Carolyn Kim, Senior Director, Communities & Decarbonization Group, Pembina Institute, discussed Canada’s freight emissions reduction plan and some of the barriers to achieving the emissions reduction targets, highlighting the importance of collective community effort to achieve net-zero emissions.
Professor Marianne Hatzopoulou, Department of Civil & Mineral Engineering, University of Toronto, and Director, Positive Zero Transport Futures, presented quantitative analysis of freight emissions and its relationship with socially disadvantaged populations.
Chad Saliba, Senior Business Development Manager, Sustainability Solutions, Geotab, discussed the role of telematics data in achieving sustainable freight.
Session 3: Freight, Health, and the Environment
Moderator: Professor Mehdi Nourinejad, Lassonde School of Engineering, York University
The third and final session, moderated by Professor Mehdi Nourinejad, Lassonde School of Engineering, York University, highlighted freight, health, and the environment.
Dr. Elkafi Hassini, Professor, Supply Chain Management, DeGroote School of Business, McMaster University, discussed the distribution side of COVID-19 vaccination from an equity perspective, and delved into the important issue of how to implement and handle equity.
Sara Torbatian, PhD candidate, Department of Civil & Mineral Engineering, University of Toronto, gave an overview of her current research on the importance and necessity of targeting diesel trucks for air pollution mitigation and the implications for environmental justice. Then she discussed the findings of her research in three different scenarios including base case, using new technologies in trucks, and off-peak delivery.
Louise Aubin, Director, Health Protection Division, Peel Public Health, discussed the impacts of transportation emissions on health and the importance of reducing exposures, and highlighted the off-peak delivery project as a solution for this matter.
In his closing remarks, Professor Elkafi Hassini, Chair, Smart Freight Centre, thanked all symposium presenters, moderators, attendees and volunteers as well as those who assisted behind-the-scenes. He reiterated that the collaboration between different partners of CLUE works well and helps CLUE reach its destination.
The symposium closed at 2:00 p.m. Many lingered to socialize informally.
Sincere thanks to:
- Pat Doherty for coordinating registration, logistics and communications for the event.
- Usman Ahmed, Alia Galal, Farah Ghizzawi, and Azin Golrizkhatami for session summaries used in this news post.
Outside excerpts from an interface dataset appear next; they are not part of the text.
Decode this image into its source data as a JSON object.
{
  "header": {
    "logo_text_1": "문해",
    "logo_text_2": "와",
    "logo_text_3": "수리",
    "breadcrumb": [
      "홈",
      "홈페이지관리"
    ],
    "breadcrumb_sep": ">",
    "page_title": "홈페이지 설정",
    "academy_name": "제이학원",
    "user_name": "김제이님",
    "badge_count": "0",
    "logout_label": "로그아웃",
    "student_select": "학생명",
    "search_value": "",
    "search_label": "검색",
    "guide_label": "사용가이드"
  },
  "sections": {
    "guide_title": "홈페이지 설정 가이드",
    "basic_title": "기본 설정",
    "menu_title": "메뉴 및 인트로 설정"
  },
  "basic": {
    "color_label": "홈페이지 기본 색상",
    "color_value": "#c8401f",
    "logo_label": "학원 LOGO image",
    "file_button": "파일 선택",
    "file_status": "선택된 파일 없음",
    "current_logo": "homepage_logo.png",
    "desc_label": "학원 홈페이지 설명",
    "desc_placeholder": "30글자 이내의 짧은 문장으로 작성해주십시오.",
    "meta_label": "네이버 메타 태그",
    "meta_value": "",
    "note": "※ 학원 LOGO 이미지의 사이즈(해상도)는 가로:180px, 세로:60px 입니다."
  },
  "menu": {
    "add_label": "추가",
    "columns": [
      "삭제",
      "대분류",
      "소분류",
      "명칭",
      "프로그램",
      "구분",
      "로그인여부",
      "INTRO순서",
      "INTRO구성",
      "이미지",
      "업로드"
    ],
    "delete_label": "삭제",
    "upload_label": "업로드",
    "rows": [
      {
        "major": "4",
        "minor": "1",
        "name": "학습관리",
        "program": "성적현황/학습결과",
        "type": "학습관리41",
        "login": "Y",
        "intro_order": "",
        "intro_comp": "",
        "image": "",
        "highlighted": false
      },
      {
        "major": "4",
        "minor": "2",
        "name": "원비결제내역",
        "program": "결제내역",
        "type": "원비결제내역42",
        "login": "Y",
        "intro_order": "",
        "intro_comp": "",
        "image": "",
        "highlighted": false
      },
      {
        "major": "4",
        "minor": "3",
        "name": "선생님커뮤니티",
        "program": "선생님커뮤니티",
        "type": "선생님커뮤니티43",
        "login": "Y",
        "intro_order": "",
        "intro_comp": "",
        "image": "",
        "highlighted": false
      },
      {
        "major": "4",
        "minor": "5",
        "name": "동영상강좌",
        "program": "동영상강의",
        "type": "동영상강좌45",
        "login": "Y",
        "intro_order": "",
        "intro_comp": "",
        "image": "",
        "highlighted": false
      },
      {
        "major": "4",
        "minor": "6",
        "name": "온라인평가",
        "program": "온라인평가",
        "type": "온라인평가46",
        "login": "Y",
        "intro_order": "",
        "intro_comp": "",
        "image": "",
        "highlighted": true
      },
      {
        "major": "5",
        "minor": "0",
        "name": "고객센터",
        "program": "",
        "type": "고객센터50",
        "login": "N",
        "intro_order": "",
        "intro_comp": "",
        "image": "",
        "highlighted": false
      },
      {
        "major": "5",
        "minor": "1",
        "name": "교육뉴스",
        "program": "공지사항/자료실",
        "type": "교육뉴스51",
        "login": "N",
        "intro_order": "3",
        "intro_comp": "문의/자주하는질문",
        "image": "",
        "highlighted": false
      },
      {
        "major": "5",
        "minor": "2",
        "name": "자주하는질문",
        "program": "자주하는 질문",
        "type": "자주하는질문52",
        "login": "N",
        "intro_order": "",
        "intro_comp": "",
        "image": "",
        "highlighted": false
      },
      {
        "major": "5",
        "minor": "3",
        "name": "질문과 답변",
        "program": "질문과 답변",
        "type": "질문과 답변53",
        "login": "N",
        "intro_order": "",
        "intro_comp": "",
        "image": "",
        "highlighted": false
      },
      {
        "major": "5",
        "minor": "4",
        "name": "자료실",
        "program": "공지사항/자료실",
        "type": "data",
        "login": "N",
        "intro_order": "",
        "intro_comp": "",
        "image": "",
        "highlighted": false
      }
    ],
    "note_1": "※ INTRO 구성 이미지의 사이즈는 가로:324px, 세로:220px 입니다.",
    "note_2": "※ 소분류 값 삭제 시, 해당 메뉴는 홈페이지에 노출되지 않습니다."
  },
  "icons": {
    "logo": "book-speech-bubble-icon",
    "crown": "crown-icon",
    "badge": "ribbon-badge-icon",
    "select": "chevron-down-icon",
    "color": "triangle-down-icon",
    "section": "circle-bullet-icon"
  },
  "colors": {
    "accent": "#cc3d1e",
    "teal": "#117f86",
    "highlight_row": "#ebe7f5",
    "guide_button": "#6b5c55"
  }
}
- Hesam Rashidi for assistance with symposium set-up and take-down.
- Tarandeep Lubana, Mobility Network Work-Study Events and Communications Assistant, for design and creation of the symposium program.
- Dr. Tho Le, CLUE Postdoctoral Fellow, for symposium technical support and volunteer management.